  3. Kidney Disease Improving Global Outcomes. KDIGO 2012 Clinical Practice Guideline for the Evaluation and Management of Chronic Kidney disease. Kidney International. Volume 3, Issue 1, 2013.

  4. O'Gara PT, Kushner FG, Ascheim DD, et al. 2013 ACCF/AHA guideline for the management of ST-elevation myocardial infarction. Circulation. 2013. Vol. 127, No.4. https://doi.org/10.1161/CIR.0b013e3182742cf6

  5. Amsterdam EA, Wenger NK, Brindis RG, et al. 2014 AHA/ACC guideline for the management of patients with non-ST-elevation acute coronary syndromes. Circulation. 2014. Vol. 130, No.25. https://doi.org/10.1161/CIR.0000000000000134

  6. Abraham HMA. White CM, White WB. The comparative efficacy and safety of the angiotensin receptor blockers in the management of hypertension and other cardiovascular diseases. Drug Safety. 38,33-54 (2015). https://doi.org/10.1007/s40264-014-0239-7

  7. Food and Drug Administration. Tekturna label.
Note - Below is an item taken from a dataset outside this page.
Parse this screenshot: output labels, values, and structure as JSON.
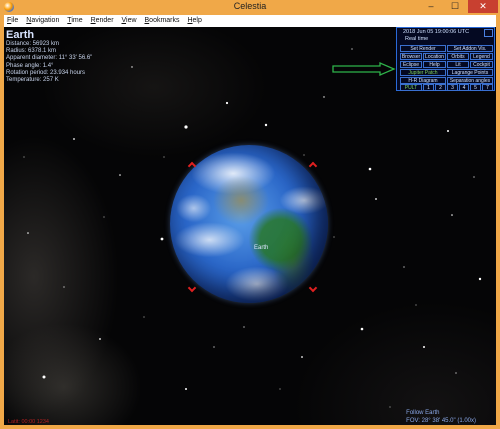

  8. Dézsi CA. The different therapeutic choices with ARBS. Which one to give? When? Why. American Journal of Cardiovascular Drugs. 16, 255-266 (2016). https://doi.org/10.1007/s40256-016-0165-4

  9. MedlinePlus. High blood pressure medicines.

By Ross Phan, PharmD, BCACP, BCGP, BCPS
Ross is a writer for Verywell with years of experience practicing pharmacy in various settings. She is also a board-certified clinical pharmacist and the founder of Off Script Consults.